(I also tried drying lemon slices to complement the orange slices that turned out so prettily. You know what happens when you try and dry lemon slices? They turn black. Which is not at all as Christmas-y as I hoped.)
We let our Elf on the Shelf in on the fun as well. If you haven't experienced the joy of the Elf, it's a little figure that magically moves around your house into new places after the kids are asleep. He watches you all day, and then disappears off to the North Pole to report on your behavior at night, returning before you wake the next day.
You are supposed to name your elf when he appears in your family. Many of our friends named their elf things like "Snowflake," or "Minty," or "Jingles." One friend reported that his kid named their elf "Dragon," because he likes dragons.
Our kids named our elf "Barry James." Because our kids apparently have an instinct for a funky sort of groove.
And who's to say that Santa doesn't need an elf capable of laying down a smooth bass line during the off season?
For years, we've been carrying on another of our favorite hand-made traditions. When my Bride was a little girl, her family would hide stacks of coins in all the corners of the house, and on New Year's eve, all the cousins would get together and tear through the house on a mad dash, filling their pockets with change, and scrambling over one another, laughing to find them all. This gave you a little extra cash in your pocket to start the new year on, and a few extra memories of laughter with your cousins.

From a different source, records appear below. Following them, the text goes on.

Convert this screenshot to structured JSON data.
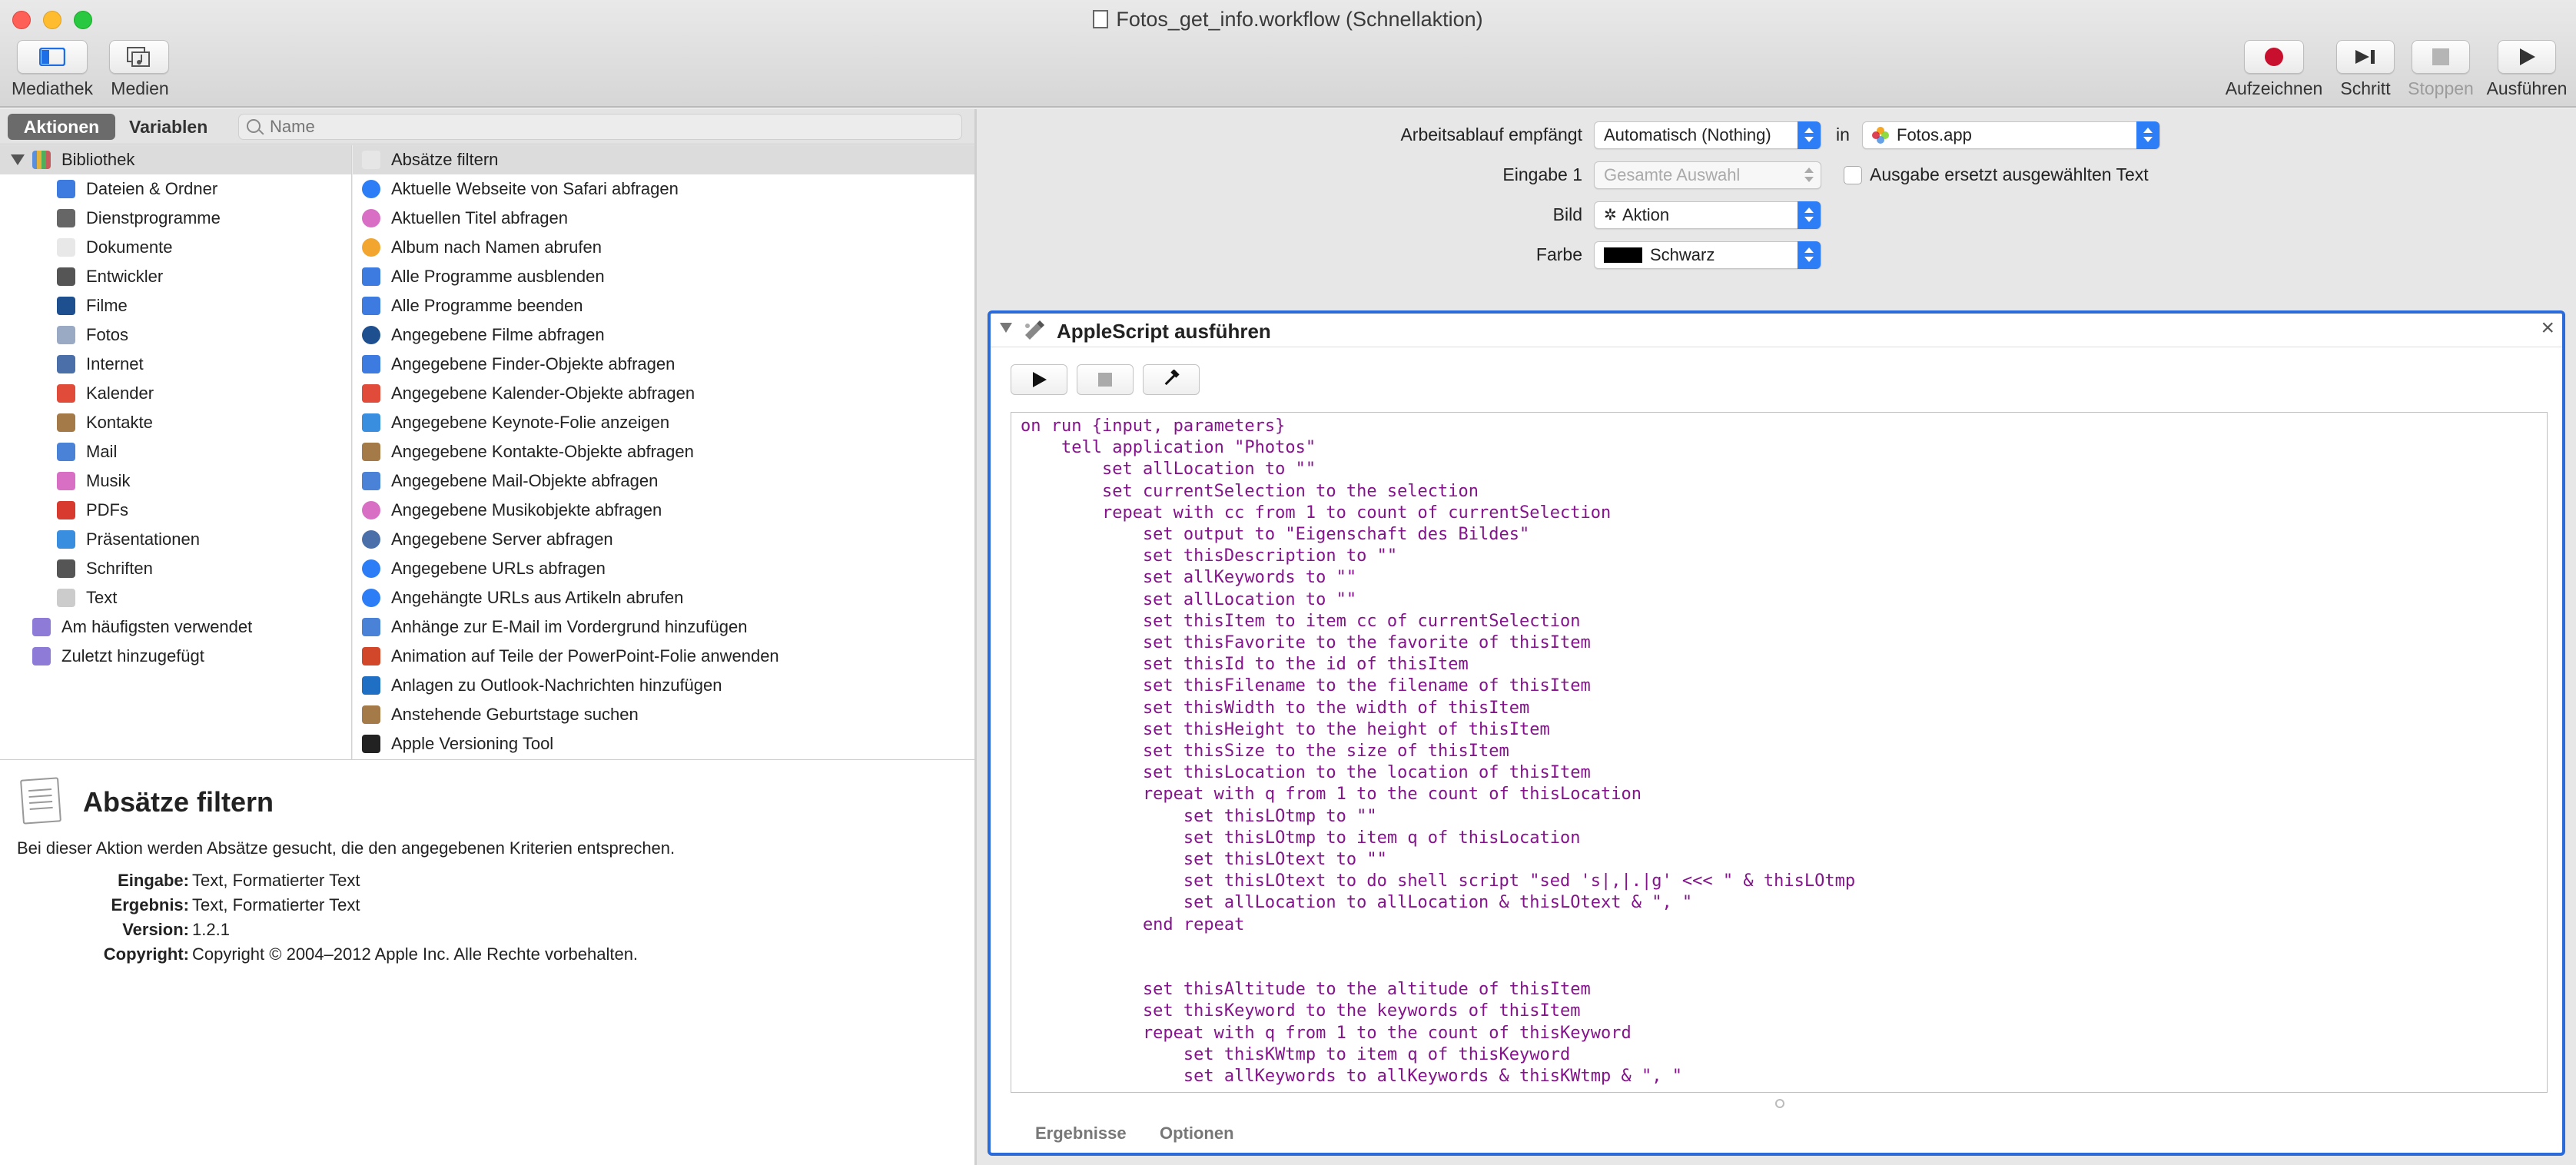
{
  "window": {
    "title": "Fotos_get_info.workflow (Schnellaktion)"
  },
  "toolbar": {
    "library": "Mediathek",
    "media": "Medien",
    "record": "Aufzeichnen",
    "step": "Schritt",
    "stop": "Stoppen",
    "run": "Ausführen"
  },
  "left_tabs": {
    "actions": "Aktionen",
    "variables": "Variablen",
    "search_placeholder": "Name"
  },
  "library": {
    "root": "Bibliothek",
    "items": [
      {
        "label": "Dateien & Ordner",
        "icon": "finder-icon",
        "color": "#3d7be0"
      },
      {
        "label": "Dienstprogramme",
        "icon": "tools-icon",
        "color": "#666666"
      },
      {
        "label": "Dokumente",
        "icon": "document-icon",
        "color": "#e8e8e8"
      },
      {
        "label": "Entwickler",
        "icon": "tools-icon",
        "color": "#555555"
      },
      {
        "label": "Filme",
        "icon": "quicktime-icon",
        "color": "#1e4f8f"
      },
      {
        "label": "Fotos",
        "icon": "photos-icon",
        "color": "#9aa9c4"
      },
      {
        "label": "Internet",
        "icon": "globe-icon",
        "color": "#4b6fa8"
      },
      {
        "label": "Kalender",
        "icon": "calendar-icon",
        "color": "#e04b3a"
      },
      {
        "label": "Kontakte",
        "icon": "contacts-icon",
        "color": "#a47a48"
      },
      {
        "label": "Mail",
        "icon": "mail-icon",
        "color": "#4a82d8"
      },
      {
        "label": "Musik",
        "icon": "music-icon",
        "color": "#d86fc4"
      },
      {
        "label": "PDFs",
        "icon": "pdf-icon",
        "color": "#d93a2f"
      },
      {
        "label": "Präsentationen",
        "icon": "keynote-icon",
        "color": "#3a8ee0"
      },
      {
        "label": "Schriften",
        "icon": "fonts-icon",
        "color": "#555555"
      },
      {
        "label": "Text",
        "icon": "text-icon",
        "color": "#cccccc"
      }
    ],
    "smart": [
      {
        "label": "Am häufigsten verwendet",
        "icon": "smart-folder-icon",
        "color": "#8e7bd8"
      },
      {
        "label": "Zuletzt hinzugefügt",
        "icon": "smart-folder-icon",
        "color": "#8e7bd8"
      }
    ]
  },
  "actions": [
    {
      "label": "Absätze filtern",
      "icon": "text-icon",
      "color": "#e6e6e6"
    },
    {
      "label": "Aktuelle Webseite von Safari abfragen",
      "icon": "safari-icon",
      "color": "#2d7df6"
    },
    {
      "label": "Aktuellen Titel abfragen",
      "icon": "music-icon",
      "color": "#d86fc4"
    },
    {
      "label": "Album nach Namen abrufen",
      "icon": "photos-icon",
      "color": "#f2a630"
    },
    {
      "label": "Alle Programme ausblenden",
      "icon": "finder-icon",
      "color": "#3d7be0"
    },
    {
      "label": "Alle Programme beenden",
      "icon": "finder-icon",
      "color": "#3d7be0"
    },
    {
      "label": "Angegebene Filme abfragen",
      "icon": "quicktime-icon",
      "color": "#1e4f8f"
    },
    {
      "label": "Angegebene Finder-Objekte abfragen",
      "icon": "finder-icon",
      "color": "#3d7be0"
    },
    {
      "label": "Angegebene Kalender-Objekte abfragen",
      "icon": "calendar-icon",
      "color": "#e04b3a"
    },
    {
      "label": "Angegebene Keynote-Folie anzeigen",
      "icon": "keynote-icon",
      "color": "#3a8ee0"
    },
    {
      "label": "Angegebene Kontakte-Objekte abfragen",
      "icon": "contacts-icon",
      "color": "#a47a48"
    },
    {
      "label": "Angegebene Mail-Objekte abfragen",
      "icon": "mail-icon",
      "color": "#4a82d8"
    },
    {
      "label": "Angegebene Musikobjekte abfragen",
      "icon": "music-icon",
      "color": "#d86fc4"
    },
    {
      "label": "Angegebene Server abfragen",
      "icon": "globe-icon",
      "color": "#4b6fa8"
    },
    {
      "label": "Angegebene URLs abfragen",
      "icon": "safari-icon",
      "color": "#2d7df6"
    },
    {
      "label": "Angehängte URLs aus Artikeln abrufen",
      "icon": "safari-icon",
      "color": "#2d7df6"
    },
    {
      "label": "Anhänge zur E-Mail im Vordergrund hinzufügen",
      "icon": "mail-icon",
      "color": "#4a82d8"
    },
    {
      "label": "Animation auf Teile der PowerPoint-Folie anwenden",
      "icon": "powerpoint-icon",
      "color": "#d2472a"
    },
    {
      "label": "Anlagen zu Outlook-Nachrichten hinzufügen",
      "icon": "outlook-icon",
      "color": "#1f6fc5"
    },
    {
      "label": "Anstehende Geburtstage suchen",
      "icon": "contacts-icon",
      "color": "#a47a48"
    },
    {
      "label": "Apple Versioning Tool",
      "icon": "terminal-icon",
      "color": "#222222"
    }
  ],
  "info": {
    "title": "Absätze filtern",
    "description": "Bei dieser Aktion werden Absätze gesucht, die den angegebenen Kriterien entsprechen.",
    "input_label": "Eingabe:",
    "input": "Text, Formatierter Text",
    "result_label": "Ergebnis:",
    "result": "Text, Formatierter Text",
    "version_label": "Version:",
    "version": "1.2.1",
    "copyright_label": "Copyright:",
    "copyright": "Copyright © 2004–2012 Apple Inc. Alle Rechte vorbehalten."
  },
  "workflow": {
    "receives_label": "Arbeitsablauf empfängt",
    "receives_value": "Automatisch (Nothing)",
    "in_label": "in",
    "app_value": "Fotos.app",
    "input_label": "Eingabe 1",
    "input_value": "Gesamte Auswahl",
    "replace_label": "Ausgabe ersetzt ausgewählten Text",
    "image_label": "Bild",
    "image_value": "Aktion",
    "color_label": "Farbe",
    "color_value": "Schwarz",
    "color_swatch": "#000000"
  },
  "action_block": {
    "title": "AppleScript ausführen",
    "close": "×",
    "code": "on run {input, parameters}\n    tell application \"Photos\"\n        set allLocation to \"\"\n        set currentSelection to the selection\n        repeat with cc from 1 to count of currentSelection\n            set output to \"Eigenschaft des Bildes\"\n            set thisDescription to \"\"\n            set allKeywords to \"\"\n            set allLocation to \"\"\n            set thisItem to item cc of currentSelection\n            set thisFavorite to the favorite of thisItem\n            set thisId to the id of thisItem\n            set thisFilename to the filename of thisItem\n            set thisWidth to the width of thisItem\n            set thisHeight to the height of thisItem\n            set thisSize to the size of thisItem\n            set thisLocation to the location of thisItem\n            repeat with q from 1 to the count of thisLocation\n                set thisLOtmp to \"\"\n                set thisLOtmp to item q of thisLocation\n                set thisLOtext to \"\"\n                set thisLOtext to do shell script \"sed 's|,|.|g' <<< \" & thisLOtmp\n                set allLocation to allLocation & thisLOtext & \", \"\n            end repeat\n\n\n            set thisAltitude to the altitude of thisItem\n            set thisKeyword to the keywords of thisItem\n            repeat with q from 1 to the count of thisKeyword\n                set thisKWtmp to item q of thisKeyword\n                set allKeywords to allKeywords & thisKWtmp & \", \"",
    "tab_results": "Ergebnisse",
    "tab_options": "Optionen"
  },
  "colors": {
    "accent": "#2a6ad9",
    "popup_arrow": "#2d7df6",
    "code_text": "#84138c",
    "record": "#c8102e"
  }
}
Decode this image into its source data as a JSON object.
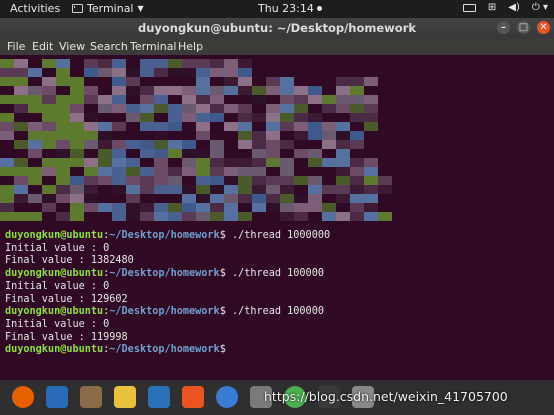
{
  "topbar": {
    "activities": "Activities",
    "app_menu": "Terminal",
    "clock": "Thu 23:14"
  },
  "window": {
    "title": "duyongkun@ubuntu: ~/Desktop/homework"
  },
  "menu": [
    "File",
    "Edit",
    "View",
    "Search",
    "Terminal",
    "Help"
  ],
  "terminal": {
    "lines": [
      {
        "user": "duyongkun@ubuntu",
        "path": "~/Desktop/homework",
        "cmd": " ./thread 1000000"
      },
      {
        "text": "Initial value : 0"
      },
      {
        "text": "Final value : 1382480"
      },
      {
        "user": "duyongkun@ubuntu",
        "path": "~/Desktop/homework",
        "cmd": " ./thread 100000"
      },
      {
        "text": "Initial value : 0"
      },
      {
        "text": "Final value : 129602"
      },
      {
        "user": "duyongkun@ubuntu",
        "path": "~/Desktop/homework",
        "cmd": " ./thread 100000"
      },
      {
        "text": "Initial value : 0"
      },
      {
        "text": "Final value : 119998"
      },
      {
        "user": "duyongkun@ubuntu",
        "path": "~/Desktop/homework",
        "cmd": ""
      }
    ]
  },
  "dock": {
    "icons": [
      {
        "name": "firefox-icon",
        "color": "#e66000"
      },
      {
        "name": "thunderbird-icon",
        "color": "#2a6bb8"
      },
      {
        "name": "files-icon",
        "color": "#8a6b4a"
      },
      {
        "name": "rhythmbox-icon",
        "color": "#e8c23a"
      },
      {
        "name": "libreoffice-writer-icon",
        "color": "#2b71b8"
      },
      {
        "name": "ubuntu-software-icon",
        "color": "#e95420"
      },
      {
        "name": "help-icon",
        "color": "#3a7bd5"
      },
      {
        "name": "settings-icon",
        "color": "#7a7a7a"
      },
      {
        "name": "chrome-icon",
        "color": "#4caf50"
      },
      {
        "name": "terminal-icon",
        "color": "#3a3a3a"
      },
      {
        "name": "trash-icon",
        "color": "#888888"
      }
    ],
    "watermark": "https://blog.csdn.net/weixin_41705700"
  }
}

Our generation was a little slower to create a new crop of cousins, and we've always lived pretty far away from them to boot. So a few years ago, we gave this particular tradition our own twist. We decided to incorporate this as a part of our Christmas party, and make a special point of it with the kids of all the friends and neighbors we invite over. Each year, we make up dozens and dozens of these little crepe paper packages, filled with chocolate and real coins. This year, I think we had about 180 coin packs, expecting around 45 kids. Before the party, I walk around the house, scattering them around the baseboards, in the corners and around the house.
You can tell the kids that have been to our Christmas party before. They're the ones that walk in the house already scanning for the little packs of coins. They nod hello, go distractedly get a plate of food, and walk around the house mumbling to themselves as they spot new hiding places.
About halfway through the party, we gather all the kids, warn the adults to stay towards the centers of the rooms, and countdown "3...2...1... go!"
Kids are everywhere underfoot. And in less than 10 minutes, they're piled around the coffee table or huddled in groups, counting their loot and munching on chocolate.
Maybe it doesn't bring them the same kind of good fortune for the new year, but it provides us with plenty of laughs, and a welcome chance to share a little holiday tradition with our friends.
We still used a lot of our standard ornaments - many of them have special memories because of where we got them, or because of what they represent. But we left a lot packed away as well, and I, at least, took a little more joy from the start of this season because everyone was involved in both coming up with and making the decorations, hanging them on the tree, or getting ready to invite so many of our friends and neighbors over to spend a little time before the holiday.
And somehow, I think we started a new tradition or two this year worth keeping.